__About this task__. Each line of the records needs to come back exactly as written.

__Listed records__.

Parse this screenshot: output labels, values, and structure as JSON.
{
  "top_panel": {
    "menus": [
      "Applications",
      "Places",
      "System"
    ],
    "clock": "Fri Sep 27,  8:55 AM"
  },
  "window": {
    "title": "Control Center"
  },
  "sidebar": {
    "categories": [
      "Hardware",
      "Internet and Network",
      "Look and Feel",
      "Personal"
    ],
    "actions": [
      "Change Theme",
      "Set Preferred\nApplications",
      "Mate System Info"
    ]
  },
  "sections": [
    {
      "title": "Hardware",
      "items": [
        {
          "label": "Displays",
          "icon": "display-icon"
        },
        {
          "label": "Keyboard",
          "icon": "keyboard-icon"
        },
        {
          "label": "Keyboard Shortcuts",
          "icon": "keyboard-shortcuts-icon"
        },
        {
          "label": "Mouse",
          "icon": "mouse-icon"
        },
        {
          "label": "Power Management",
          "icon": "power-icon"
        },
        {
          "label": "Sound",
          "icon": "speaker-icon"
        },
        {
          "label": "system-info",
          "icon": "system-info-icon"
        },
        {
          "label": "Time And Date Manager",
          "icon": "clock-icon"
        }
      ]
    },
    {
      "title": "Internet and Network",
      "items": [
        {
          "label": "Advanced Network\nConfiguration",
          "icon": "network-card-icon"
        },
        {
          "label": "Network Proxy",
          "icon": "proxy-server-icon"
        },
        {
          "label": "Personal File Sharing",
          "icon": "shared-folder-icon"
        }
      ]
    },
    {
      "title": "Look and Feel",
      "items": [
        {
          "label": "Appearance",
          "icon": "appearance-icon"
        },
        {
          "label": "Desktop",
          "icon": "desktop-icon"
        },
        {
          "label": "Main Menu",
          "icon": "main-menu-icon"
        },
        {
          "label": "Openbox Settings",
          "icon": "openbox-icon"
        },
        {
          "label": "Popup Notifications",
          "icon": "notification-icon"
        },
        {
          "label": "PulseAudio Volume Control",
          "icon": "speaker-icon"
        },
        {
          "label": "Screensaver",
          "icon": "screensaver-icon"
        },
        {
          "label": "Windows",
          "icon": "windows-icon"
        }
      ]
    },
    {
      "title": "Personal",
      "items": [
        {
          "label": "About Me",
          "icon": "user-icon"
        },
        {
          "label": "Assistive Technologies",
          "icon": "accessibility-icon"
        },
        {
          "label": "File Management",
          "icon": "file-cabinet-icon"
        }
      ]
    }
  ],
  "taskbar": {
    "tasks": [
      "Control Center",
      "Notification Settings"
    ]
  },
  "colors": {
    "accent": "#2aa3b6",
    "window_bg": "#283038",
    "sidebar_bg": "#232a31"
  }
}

__Response for this exercise__.
Parse this screenshot: output labels, values, and structure as JSON.
{
  "top_panel": {
    "menus": [
      "Applications",
      "Places",
      "System"
    ],
    "clock": "Fri Sep 27,  8:55 AM"
  },
  "window": {
    "title": "Control Center"
  },
  "sidebar": {
    "categories": [
      "Hardware",
      "Internet and Network",
      "Look and Feel",
      "Personal"
    ],
    "actions": [
      "Change Theme",
      "Set Preferred\nApplications",
      "Mate System Info"
    ]
  },
  "sections": [
    {
      "title": "Hardware",
      "items": [
        {
          "label": "Displays",
          "icon": "display-icon"
        },
        {
          "label": "Keyboard",
          "icon": "keyboard-icon"
        },
        {
          "label": "Keyboard Shortcuts",
          "icon": "keyboard-shortcuts-icon"
        },
        {
          "label": "Mouse",
          "icon": "mouse-icon"
        },
        {
          "label": "Power Management",
          "icon": "power-icon"
        },
        {
          "label": "Sound",
          "icon": "speaker-icon"
        },
        {
          "label": "system-info",
          "icon": "system-info-icon"
        },
        {
          "label": "Time And Date Manager",
          "icon": "clock-icon"
        }
      ]
    },
    {
      "title": "Internet and Network",
      "items": [
        {
          "label": "Advanced Network\nConfiguration",
          "icon": "network-card-icon"
        },
        {
          "label": "Network Proxy",
          "icon": "proxy-server-icon"
        },
        {
          "label": "Personal File Sharing",
          "icon": "shared-folder-icon"
        }
      ]
    },
    {
      "title": "Look and Feel",
      "items": [
        {
          "label": "Appearance",
          "icon": "appearance-icon"
        },
        {
          "label": "Desktop",
          "icon": "desktop-icon"
        },
        {
          "label": "Main Menu",
          "icon": "main-menu-icon"
        },
        {
          "label": "Openbox Settings",
          "icon": "openbox-icon"
        },
        {
          "label": "Popup Notifications",
          "icon": "notification-icon"
        },
        {
          "label": "PulseAudio Volume Control",
          "icon": "speaker-icon"
        },
        {
          "label": "Screensaver",
          "icon": "screensaver-icon"
        },
        {
          "label": "Windows",
          "icon": "windows-icon"
        }
      ]
    },
    {
      "title": "Personal",
      "items": [
        {
          "label": "About Me",
          "icon": "user-icon"
        },
        {
          "label": "Assistive Technologies",
          "icon": "accessibility-icon"
        },
        {
          "label": "File Management",
          "icon": "file-cabinet-icon"
        }
      ]
    }
  ],
  "taskbar": {
    "tasks": [
      "Control Center",
      "Notification Settings"
    ]
  },
  "colors": {
    "accent": "#2aa3b6",
    "window_bg": "#283038",
    "sidebar_bg": "#232a31"
  }
}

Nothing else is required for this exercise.